# WHAT IS BEING ASKED:
Go through the records underneath and write each one out again exactly.

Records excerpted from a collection
◆ ◆ ◆ ◆ ◆

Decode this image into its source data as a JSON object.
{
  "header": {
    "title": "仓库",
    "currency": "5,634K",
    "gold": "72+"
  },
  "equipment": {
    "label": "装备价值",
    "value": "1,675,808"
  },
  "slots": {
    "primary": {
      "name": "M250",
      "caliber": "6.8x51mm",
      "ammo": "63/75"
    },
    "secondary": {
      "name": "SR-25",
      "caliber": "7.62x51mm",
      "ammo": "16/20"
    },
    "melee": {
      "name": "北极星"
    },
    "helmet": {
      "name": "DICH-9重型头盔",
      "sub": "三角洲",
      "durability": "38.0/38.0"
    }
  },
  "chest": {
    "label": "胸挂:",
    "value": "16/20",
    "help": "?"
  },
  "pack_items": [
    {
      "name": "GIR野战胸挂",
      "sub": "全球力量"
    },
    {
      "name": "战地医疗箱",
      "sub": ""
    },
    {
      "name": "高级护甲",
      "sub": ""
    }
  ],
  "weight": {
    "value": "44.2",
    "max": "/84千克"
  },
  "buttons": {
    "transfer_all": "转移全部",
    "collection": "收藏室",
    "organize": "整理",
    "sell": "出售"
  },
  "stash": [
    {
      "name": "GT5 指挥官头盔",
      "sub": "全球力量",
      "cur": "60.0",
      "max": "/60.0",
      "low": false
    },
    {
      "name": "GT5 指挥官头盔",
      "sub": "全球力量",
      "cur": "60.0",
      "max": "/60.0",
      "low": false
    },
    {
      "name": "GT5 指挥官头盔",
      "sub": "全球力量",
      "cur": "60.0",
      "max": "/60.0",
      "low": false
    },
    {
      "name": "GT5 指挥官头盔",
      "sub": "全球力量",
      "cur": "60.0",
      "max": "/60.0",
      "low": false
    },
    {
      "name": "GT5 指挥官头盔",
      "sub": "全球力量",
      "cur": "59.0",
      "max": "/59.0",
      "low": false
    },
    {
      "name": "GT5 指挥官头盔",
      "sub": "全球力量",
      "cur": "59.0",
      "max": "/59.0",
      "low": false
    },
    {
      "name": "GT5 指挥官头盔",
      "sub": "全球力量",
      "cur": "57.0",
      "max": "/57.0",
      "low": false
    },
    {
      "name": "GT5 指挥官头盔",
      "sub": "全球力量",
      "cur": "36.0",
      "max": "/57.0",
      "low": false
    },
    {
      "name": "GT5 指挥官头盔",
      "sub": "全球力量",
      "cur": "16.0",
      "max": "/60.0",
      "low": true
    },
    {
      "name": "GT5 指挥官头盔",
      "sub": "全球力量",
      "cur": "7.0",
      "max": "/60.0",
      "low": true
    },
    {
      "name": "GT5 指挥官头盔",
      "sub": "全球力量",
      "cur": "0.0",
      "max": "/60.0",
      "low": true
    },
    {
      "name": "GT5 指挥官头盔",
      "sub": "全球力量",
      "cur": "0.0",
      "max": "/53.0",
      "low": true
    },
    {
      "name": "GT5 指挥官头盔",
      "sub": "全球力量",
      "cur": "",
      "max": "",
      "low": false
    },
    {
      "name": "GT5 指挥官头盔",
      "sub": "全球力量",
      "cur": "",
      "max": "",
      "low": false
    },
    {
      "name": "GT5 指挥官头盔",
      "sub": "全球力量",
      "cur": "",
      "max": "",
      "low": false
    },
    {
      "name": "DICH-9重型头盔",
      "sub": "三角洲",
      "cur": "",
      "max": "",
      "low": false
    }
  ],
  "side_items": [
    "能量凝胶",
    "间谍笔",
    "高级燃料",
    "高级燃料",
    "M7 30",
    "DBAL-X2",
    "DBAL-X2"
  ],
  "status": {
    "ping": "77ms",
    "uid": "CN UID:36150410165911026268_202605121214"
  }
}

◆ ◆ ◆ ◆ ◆

# SOLUTION TO THE PROBLEM:
Decode this image into its source data as a JSON object.
{
  "header": {
    "title": "仓库",
    "currency": "5,634K",
    "gold": "72+"
  },
  "equipment": {
    "label": "装备价值",
    "value": "1,675,808"
  },
  "slots": {
    "primary": {
      "name": "M250",
      "caliber": "6.8x51mm",
      "ammo": "63/75"
    },
    "secondary": {
      "name": "SR-25",
      "caliber": "7.62x51mm",
      "ammo": "16/20"
    },
    "melee": {
      "name": "北极星"
    },
    "helmet": {
      "name": "DICH-9重型头盔",
      "sub": "三角洲",
      "durability": "38.0/38.0"
    }
  },
  "chest": {
    "label": "胸挂:",
    "value": "16/20",
    "help": "?"
  },
  "pack_items": [
    {
      "name": "GIR野战胸挂",
      "sub": "全球力量"
    },
    {
      "name": "战地医疗箱",
      "sub": ""
    },
    {
      "name": "高级护甲",
      "sub": ""
    }
  ],
  "weight": {
    "value": "44.2",
    "max": "/84千克"
  },
  "buttons": {
    "transfer_all": "转移全部",
    "collection": "收藏室",
    "organize": "整理",
    "sell": "出售"
  },
  "stash": [
    {
      "name": "GT5 指挥官头盔",
      "sub": "全球力量",
      "cur": "60.0",
      "max": "/60.0",
      "low": false
    },
    {
      "name": "GT5 指挥官头盔",
      "sub": "全球力量",
      "cur": "60.0",
      "max": "/60.0",
      "low": false
    },
    {
      "name": "GT5 指挥官头盔",
      "sub": "全球力量",
      "cur": "60.0",
      "max": "/60.0",
      "low": false
    },
    {
      "name": "GT5 指挥官头盔",
      "sub": "全球力量",
      "cur": "60.0",
      "max": "/60.0",
      "low": false
    },
    {
      "name": "GT5 指挥官头盔",
      "sub": "全球力量",
      "cur": "59.0",
      "max": "/59.0",
      "low": false
    },
    {
      "name": "GT5 指挥官头盔",
      "sub": "全球力量",
      "cur": "59.0",
      "max": "/59.0",
      "low": false
    },
    {
      "name": "GT5 指挥官头盔",
      "sub": "全球力量",
      "cur": "57.0",
      "max": "/57.0",
      "low": false
    },
    {
      "name": "GT5 指挥官头盔",
      "sub": "全球力量",
      "cur": "36.0",
      "max": "/57.0",
      "low": false
    },
    {
      "name": "GT5 指挥官头盔",
      "sub": "全球力量",
      "cur": "16.0",
      "max": "/60.0",
      "low": true
    },
    {
      "name": "GT5 指挥官头盔",
      "sub": "全球力量",
      "cur": "7.0",
      "max": "/60.0",
      "low": true
    },
    {
      "name": "GT5 指挥官头盔",
      "sub": "全球力量",
      "cur": "0.0",
      "max": "/60.0",
      "low": true
    },
    {
      "name": "GT5 指挥官头盔",
      "sub": "全球力量",
      "cur": "0.0",
      "max": "/53.0",
      "low": true
    },
    {
      "name": "GT5 指挥官头盔",
      "sub": "全球力量",
      "cur": "",
      "max": "",
      "low": false
    },
    {
      "name": "GT5 指挥官头盔",
      "sub": "全球力量",
      "cur": "",
      "max": "",
      "low": false
    },
    {
      "name": "GT5 指挥官头盔",
      "sub": "全球力量",
      "cur": "",
      "max": "",
      "low": false
    },
    {
      "name": "DICH-9重型头盔",
      "sub": "三角洲",
      "cur": "",
      "max": "",
      "low": false
    }
  ],
  "side_items": [
    "能量凝胶",
    "间谍笔",
    "高级燃料",
    "高级燃料",
    "M7 30",
    "DBAL-X2",
    "DBAL-X2"
  ],
  "status": {
    "ping": "77ms",
    "uid": "CN UID:36150410165911026268_202605121214"
  }
}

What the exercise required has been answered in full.